While we were risking our lives to drive across the Twin Cities in heavy snow for the funeral on Sunday, our property back home was getting buried by another plowable layer. That meant, when I got home from work yesterday, I needed to plow and shovel a few hours worth of snow to get the place cleaned up.

Normally, this is a very rewarding endeavor, but this time it felt a little insane. Expending all this energy to clear snow when even more is imminent. By the end of the day today, our landscape will likely look as if I hadn’t done anything, if the passing precipitation lives up to what was predicted.

It reminds me of a humorous thought a friend once expressed. It went something like this: “I dusted once. A week later, all the dust had returned. I won’t fall for that again.”

As fast as we clear away fallen snow this February, more falls to replace it. My heart wants to just wait until it stops snowing for a few days and then plow. My mind knows the folly of such a plan. The more often I plow, the easier each following effort will be.

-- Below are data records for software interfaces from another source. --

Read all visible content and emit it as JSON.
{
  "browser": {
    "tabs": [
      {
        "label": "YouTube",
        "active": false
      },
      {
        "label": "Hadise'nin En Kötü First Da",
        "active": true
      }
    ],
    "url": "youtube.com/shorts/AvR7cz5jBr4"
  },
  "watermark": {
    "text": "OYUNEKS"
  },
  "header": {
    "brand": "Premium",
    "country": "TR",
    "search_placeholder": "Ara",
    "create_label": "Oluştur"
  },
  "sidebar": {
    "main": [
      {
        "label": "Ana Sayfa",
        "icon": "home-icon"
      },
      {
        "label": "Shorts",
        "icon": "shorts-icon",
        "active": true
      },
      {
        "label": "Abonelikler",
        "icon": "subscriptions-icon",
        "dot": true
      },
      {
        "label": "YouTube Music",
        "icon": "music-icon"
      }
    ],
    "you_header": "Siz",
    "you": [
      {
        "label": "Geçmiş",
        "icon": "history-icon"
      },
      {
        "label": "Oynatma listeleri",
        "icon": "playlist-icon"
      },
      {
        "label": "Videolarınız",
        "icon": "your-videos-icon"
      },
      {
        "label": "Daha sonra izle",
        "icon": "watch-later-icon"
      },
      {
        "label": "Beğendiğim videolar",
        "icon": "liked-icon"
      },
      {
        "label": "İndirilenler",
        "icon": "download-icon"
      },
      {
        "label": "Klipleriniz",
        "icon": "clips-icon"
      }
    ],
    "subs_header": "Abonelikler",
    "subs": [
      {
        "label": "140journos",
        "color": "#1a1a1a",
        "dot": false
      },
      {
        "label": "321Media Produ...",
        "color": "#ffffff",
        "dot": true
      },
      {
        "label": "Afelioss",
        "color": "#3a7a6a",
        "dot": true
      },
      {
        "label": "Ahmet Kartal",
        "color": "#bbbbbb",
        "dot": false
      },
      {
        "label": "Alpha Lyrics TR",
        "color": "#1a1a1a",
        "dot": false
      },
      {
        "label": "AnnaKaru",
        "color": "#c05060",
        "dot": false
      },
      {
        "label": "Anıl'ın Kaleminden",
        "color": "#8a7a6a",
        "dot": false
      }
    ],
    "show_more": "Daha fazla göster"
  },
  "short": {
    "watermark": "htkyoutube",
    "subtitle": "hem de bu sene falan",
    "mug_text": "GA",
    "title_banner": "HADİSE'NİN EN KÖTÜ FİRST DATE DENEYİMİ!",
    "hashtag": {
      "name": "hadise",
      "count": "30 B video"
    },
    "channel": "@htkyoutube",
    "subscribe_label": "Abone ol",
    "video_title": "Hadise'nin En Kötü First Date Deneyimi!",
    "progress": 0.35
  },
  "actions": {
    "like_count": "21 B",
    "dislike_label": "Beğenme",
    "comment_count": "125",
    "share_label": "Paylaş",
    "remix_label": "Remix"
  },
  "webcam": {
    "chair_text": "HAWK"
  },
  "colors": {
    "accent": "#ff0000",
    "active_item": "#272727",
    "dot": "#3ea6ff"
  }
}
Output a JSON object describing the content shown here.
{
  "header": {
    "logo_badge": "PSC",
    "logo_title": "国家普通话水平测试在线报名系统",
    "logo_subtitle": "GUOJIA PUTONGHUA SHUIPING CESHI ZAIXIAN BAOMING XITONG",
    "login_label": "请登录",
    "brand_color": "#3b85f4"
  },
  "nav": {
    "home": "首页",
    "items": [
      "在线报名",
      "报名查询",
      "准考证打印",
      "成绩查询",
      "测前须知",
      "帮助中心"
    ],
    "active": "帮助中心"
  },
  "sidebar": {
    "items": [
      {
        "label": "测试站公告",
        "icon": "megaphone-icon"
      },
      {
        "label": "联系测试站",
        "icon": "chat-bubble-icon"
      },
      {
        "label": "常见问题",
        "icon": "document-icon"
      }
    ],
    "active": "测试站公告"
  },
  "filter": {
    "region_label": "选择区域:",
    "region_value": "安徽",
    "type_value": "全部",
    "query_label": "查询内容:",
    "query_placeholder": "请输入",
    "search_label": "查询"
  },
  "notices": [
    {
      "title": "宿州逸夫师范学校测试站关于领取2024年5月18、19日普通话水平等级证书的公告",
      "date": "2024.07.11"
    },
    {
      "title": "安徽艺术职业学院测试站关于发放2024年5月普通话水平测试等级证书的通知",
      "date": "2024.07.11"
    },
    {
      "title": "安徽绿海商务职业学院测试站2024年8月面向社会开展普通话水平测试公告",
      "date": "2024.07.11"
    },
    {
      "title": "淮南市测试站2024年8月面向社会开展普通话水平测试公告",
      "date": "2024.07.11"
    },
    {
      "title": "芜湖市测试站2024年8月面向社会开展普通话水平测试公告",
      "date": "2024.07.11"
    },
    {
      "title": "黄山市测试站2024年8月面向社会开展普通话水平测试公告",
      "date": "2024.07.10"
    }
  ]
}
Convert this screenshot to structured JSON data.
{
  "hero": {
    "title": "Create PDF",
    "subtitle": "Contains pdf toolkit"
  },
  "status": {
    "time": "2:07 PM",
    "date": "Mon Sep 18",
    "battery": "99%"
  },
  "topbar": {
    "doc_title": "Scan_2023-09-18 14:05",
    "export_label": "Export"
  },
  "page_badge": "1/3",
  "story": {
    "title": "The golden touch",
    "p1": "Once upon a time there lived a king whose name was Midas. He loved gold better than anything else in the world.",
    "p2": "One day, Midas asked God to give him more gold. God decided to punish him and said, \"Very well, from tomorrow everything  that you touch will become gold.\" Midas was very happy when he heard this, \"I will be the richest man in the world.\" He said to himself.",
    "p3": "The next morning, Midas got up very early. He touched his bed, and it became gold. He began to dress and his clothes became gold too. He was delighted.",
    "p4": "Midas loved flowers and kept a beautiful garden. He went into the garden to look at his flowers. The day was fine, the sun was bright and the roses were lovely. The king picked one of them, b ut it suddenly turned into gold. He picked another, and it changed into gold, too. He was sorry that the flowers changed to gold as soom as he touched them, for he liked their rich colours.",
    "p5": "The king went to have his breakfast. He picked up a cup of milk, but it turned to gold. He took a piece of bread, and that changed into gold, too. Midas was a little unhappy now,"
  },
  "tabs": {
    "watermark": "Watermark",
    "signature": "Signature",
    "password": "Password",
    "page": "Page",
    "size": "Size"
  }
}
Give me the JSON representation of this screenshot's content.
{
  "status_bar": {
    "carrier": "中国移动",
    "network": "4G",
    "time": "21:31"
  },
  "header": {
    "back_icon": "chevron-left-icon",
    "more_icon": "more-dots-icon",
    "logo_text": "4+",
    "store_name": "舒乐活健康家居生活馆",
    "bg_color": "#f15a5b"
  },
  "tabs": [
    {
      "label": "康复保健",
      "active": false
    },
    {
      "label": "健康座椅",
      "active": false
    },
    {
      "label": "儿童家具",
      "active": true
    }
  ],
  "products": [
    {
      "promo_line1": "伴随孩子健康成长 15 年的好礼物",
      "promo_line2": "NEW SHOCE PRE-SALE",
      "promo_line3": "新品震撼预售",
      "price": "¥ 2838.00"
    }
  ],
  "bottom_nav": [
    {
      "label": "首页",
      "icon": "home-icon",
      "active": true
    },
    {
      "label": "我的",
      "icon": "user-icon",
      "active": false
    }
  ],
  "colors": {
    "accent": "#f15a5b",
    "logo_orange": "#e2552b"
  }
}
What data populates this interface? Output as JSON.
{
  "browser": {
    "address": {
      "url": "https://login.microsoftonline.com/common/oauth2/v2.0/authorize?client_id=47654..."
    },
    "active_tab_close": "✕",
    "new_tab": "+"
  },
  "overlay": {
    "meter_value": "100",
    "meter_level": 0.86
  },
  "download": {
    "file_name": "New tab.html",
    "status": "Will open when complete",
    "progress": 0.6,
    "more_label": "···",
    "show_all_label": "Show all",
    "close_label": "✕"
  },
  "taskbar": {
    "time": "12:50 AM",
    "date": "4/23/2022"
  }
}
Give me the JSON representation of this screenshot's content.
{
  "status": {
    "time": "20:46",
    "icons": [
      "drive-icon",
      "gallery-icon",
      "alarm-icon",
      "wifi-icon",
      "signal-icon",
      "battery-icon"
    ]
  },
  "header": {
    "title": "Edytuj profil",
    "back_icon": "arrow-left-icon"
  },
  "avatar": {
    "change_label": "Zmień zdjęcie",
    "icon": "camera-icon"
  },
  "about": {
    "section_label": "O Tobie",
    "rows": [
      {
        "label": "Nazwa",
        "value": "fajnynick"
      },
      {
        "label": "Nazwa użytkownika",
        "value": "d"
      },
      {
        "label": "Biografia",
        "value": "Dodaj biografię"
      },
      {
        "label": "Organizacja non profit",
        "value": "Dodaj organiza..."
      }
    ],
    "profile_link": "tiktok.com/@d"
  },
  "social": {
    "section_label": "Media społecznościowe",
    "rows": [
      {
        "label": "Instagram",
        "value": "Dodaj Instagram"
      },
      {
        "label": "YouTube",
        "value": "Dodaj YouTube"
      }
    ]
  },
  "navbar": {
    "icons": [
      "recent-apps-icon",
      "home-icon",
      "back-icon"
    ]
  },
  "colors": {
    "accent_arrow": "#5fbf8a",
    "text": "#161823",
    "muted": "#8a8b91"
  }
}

There are a couple of challenges created by these repeating waves of significant snowfalls. It is getting harder and harder to clear the snow because the piles are growing mighty tall, and the deep snow on our roof is leading to ice dams on the eaves.

That second one is a compound problem, actually. I can pull the snow down off of the roof with a rake, but then I need to shovel it somewhere. That means I have to throw it up and over the tall piles that already exist.

Just what I need. More shoveling!

I can’t keep up as it is.

It’s almost like the early summer growing season, when the grass grows so fast that it needs cutting the day after I just finished cutting it.

We are a land of two main seasons: shoveling snow or mowing grass.

.

.

Written by johnwhays

February 12, 2019 at 7:00 am